### What is needed:
Leave the pictures behind and repeat all the entries exactly.

### Records provided:

--------------------------------

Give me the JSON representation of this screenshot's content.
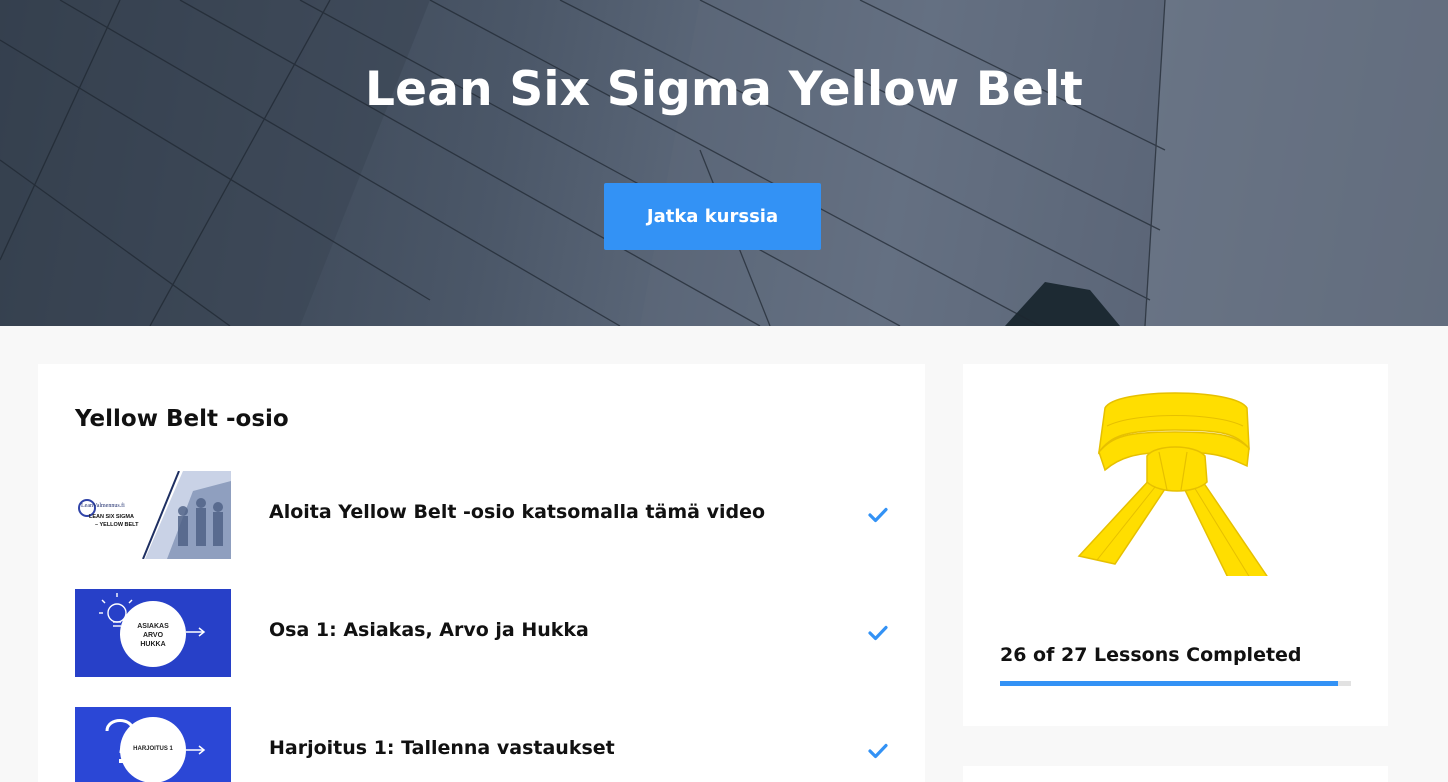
{
  "hero": {
    "title": "Lean Six Sigma Yellow Belt",
    "button_label": "Jatka kurssia"
  },
  "section": {
    "title": "Yellow Belt -osio"
  },
  "lessons": [
    {
      "title": "Aloita Yellow Belt -osio katsomalla tämä video",
      "completed": true,
      "thumb": {
        "brand": "LeanValmennus.fi",
        "line1": "LEAN SIX SIGMA",
        "line2": "– YELLOW BELT"
      }
    },
    {
      "title": "Osa 1: Asiakas, Arvo ja Hukka",
      "completed": true,
      "thumb": {
        "line1": "ASIAKAS",
        "line2": "ARVO",
        "line3": "HUKKA",
        "icon": "lightbulb-icon"
      }
    },
    {
      "title": "Harjoitus 1: Tallenna vastaukset",
      "completed": true,
      "thumb": {
        "line1": "HARJOITUS 1",
        "icon": "question-mark-icon"
      }
    }
  ],
  "progress": {
    "label": "26 of 27 Lessons Completed",
    "completed": 26,
    "total": 27
  },
  "colors": {
    "accent": "#3392f5",
    "belt": "#ffde00",
    "thumb_blue": "#2b47d6"
  }
}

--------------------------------

### Reply to the task:
Give me the JSON representation of this screenshot's content.
{
  "hero": {
    "title": "Lean Six Sigma Yellow Belt",
    "button_label": "Jatka kurssia"
  },
  "section": {
    "title": "Yellow Belt -osio"
  },
  "lessons": [
    {
      "title": "Aloita Yellow Belt -osio katsomalla tämä video",
      "completed": true,
      "thumb": {
        "brand": "LeanValmennus.fi",
        "line1": "LEAN SIX SIGMA",
        "line2": "– YELLOW BELT"
      }
    },
    {
      "title": "Osa 1: Asiakas, Arvo ja Hukka",
      "completed": true,
      "thumb": {
        "line1": "ASIAKAS",
        "line2": "ARVO",
        "line3": "HUKKA",
        "icon": "lightbulb-icon"
      }
    },
    {
      "title": "Harjoitus 1: Tallenna vastaukset",
      "completed": true,
      "thumb": {
        "line1": "HARJOITUS 1",
        "icon": "question-mark-icon"
      }
    }
  ],
  "progress": {
    "label": "26 of 27 Lessons Completed",
    "completed": 26,
    "total": 27
  },
  "colors": {
    "accent": "#3392f5",
    "belt": "#ffde00",
    "thumb_blue": "#2b47d6"
  }
}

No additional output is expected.